* **EXERCISE OBJECTIVE**: Filter out every line below that lacks "device", and copy the rest.

[Data records]
——————
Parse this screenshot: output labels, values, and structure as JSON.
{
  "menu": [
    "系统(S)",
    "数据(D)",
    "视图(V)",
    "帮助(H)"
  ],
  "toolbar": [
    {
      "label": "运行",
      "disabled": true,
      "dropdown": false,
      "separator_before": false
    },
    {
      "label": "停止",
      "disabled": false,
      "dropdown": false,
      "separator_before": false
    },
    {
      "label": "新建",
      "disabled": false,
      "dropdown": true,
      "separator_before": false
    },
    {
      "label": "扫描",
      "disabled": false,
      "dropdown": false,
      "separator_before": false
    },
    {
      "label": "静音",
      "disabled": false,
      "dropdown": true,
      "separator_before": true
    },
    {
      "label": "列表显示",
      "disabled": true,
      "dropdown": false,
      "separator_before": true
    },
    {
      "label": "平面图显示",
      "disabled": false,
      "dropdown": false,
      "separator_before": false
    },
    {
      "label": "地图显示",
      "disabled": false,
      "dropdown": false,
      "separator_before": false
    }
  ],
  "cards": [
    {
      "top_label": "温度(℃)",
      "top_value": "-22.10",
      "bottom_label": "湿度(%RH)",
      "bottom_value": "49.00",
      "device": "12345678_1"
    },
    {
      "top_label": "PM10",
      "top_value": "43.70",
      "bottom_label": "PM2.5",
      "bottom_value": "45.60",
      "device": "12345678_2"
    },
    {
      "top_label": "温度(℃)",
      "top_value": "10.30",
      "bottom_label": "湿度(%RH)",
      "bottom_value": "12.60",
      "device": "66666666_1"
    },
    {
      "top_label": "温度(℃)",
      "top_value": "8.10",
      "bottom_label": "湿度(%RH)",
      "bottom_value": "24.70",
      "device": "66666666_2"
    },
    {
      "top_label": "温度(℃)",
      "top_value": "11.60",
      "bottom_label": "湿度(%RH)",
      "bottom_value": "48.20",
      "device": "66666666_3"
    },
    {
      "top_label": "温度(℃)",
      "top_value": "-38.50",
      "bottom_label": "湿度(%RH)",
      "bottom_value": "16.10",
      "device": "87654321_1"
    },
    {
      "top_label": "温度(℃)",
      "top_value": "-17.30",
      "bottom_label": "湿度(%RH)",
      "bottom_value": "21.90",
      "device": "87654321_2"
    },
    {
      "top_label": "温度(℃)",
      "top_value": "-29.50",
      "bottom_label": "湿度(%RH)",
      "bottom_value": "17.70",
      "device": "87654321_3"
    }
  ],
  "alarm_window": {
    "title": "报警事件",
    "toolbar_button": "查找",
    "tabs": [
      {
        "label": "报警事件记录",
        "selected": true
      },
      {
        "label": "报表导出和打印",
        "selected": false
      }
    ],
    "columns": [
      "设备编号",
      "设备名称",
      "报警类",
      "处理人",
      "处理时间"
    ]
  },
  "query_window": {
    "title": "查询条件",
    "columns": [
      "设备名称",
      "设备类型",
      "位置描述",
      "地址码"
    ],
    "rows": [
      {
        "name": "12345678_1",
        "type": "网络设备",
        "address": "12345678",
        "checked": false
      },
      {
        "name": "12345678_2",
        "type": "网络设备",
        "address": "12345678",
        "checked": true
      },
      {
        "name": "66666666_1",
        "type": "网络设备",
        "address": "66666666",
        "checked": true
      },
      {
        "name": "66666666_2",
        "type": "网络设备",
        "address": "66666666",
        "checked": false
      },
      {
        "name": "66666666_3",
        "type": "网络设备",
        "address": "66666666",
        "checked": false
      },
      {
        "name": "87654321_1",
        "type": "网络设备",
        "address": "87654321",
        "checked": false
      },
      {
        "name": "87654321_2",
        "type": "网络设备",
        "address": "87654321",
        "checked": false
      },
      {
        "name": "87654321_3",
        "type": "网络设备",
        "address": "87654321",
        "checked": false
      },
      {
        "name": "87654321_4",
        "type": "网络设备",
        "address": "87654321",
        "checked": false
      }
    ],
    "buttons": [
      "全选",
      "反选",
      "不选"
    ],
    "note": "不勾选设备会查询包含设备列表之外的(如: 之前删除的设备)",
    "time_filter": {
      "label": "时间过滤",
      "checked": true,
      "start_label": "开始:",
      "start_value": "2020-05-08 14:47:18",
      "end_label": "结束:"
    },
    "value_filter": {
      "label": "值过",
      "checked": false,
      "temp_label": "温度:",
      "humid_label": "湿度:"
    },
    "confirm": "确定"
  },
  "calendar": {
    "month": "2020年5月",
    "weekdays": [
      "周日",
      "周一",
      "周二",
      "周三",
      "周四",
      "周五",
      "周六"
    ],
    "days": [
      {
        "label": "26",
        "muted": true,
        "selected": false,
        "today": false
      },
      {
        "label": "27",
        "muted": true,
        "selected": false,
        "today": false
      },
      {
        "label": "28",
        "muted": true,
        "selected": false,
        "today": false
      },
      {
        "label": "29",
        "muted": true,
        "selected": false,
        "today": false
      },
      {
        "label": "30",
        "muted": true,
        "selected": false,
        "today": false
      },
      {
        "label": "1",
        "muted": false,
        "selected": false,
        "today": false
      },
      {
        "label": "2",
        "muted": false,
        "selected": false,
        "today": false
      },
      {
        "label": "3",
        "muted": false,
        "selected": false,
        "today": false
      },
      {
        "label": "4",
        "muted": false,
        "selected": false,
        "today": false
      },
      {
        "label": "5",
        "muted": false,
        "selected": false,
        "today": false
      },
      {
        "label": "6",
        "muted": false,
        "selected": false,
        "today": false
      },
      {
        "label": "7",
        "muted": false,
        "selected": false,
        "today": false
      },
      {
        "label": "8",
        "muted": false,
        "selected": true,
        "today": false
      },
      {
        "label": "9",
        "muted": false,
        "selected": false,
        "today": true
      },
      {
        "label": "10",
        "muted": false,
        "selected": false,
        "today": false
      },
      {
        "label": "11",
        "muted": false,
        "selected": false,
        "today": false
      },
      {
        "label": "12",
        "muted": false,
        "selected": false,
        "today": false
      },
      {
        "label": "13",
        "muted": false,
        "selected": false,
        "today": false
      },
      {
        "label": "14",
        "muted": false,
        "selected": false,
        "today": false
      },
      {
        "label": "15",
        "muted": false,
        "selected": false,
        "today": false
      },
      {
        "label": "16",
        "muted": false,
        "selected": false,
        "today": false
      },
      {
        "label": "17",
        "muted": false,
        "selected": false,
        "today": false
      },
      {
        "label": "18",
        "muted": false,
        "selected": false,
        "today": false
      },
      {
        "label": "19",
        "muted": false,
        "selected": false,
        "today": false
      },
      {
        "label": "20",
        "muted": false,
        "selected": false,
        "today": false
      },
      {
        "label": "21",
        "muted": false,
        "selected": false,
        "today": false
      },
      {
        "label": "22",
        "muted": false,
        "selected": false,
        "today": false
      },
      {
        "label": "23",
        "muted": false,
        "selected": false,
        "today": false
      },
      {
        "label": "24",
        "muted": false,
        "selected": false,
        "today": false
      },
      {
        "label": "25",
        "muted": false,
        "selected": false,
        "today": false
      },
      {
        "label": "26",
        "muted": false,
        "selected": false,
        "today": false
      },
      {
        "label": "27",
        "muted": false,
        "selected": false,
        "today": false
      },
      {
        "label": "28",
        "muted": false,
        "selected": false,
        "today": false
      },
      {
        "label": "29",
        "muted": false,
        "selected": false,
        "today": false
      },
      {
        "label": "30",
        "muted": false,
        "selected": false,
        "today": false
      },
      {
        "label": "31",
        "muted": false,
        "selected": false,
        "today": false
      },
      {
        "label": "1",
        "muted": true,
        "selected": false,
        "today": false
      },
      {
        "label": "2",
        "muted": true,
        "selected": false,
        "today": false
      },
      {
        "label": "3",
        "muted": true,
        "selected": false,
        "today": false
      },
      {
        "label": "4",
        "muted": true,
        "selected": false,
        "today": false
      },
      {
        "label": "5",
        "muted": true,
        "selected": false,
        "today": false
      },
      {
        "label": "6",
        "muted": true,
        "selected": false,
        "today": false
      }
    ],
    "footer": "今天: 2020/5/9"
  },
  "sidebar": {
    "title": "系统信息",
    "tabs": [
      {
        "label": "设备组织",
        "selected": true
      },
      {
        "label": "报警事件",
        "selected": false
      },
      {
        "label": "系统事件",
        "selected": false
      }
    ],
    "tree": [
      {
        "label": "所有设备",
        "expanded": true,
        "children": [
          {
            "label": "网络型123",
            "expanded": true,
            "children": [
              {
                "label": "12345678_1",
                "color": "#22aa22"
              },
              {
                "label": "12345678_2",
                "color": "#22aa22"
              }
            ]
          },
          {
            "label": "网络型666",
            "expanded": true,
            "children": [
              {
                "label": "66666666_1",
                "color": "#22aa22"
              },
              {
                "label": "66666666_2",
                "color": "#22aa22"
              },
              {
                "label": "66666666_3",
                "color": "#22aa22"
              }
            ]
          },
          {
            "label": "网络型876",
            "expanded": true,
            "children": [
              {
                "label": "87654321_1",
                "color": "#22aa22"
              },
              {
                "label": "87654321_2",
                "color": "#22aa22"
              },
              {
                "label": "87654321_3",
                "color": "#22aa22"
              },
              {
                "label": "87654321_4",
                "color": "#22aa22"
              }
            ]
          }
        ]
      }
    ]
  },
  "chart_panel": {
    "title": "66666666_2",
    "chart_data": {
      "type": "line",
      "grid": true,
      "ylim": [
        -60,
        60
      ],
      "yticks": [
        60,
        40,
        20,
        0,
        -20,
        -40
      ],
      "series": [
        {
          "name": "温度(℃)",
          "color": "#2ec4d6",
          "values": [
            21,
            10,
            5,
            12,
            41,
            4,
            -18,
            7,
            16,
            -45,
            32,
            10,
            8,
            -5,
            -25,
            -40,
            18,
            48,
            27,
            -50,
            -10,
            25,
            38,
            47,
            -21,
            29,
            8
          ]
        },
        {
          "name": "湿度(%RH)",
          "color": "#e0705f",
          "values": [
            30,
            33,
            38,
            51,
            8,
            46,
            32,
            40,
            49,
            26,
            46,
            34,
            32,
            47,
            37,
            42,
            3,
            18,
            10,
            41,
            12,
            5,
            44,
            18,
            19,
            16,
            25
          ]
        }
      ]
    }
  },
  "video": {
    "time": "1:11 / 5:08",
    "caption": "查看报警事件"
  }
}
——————
* **ANSWER**:
      "device": "12345678_1"
      "device": "12345678_2"
      "device": "66666666_1"
      "device": "66666666_2"
      "device": "66666666_3"
      "device": "87654321_1"
      "device": "87654321_2"
      "device": "87654321_3"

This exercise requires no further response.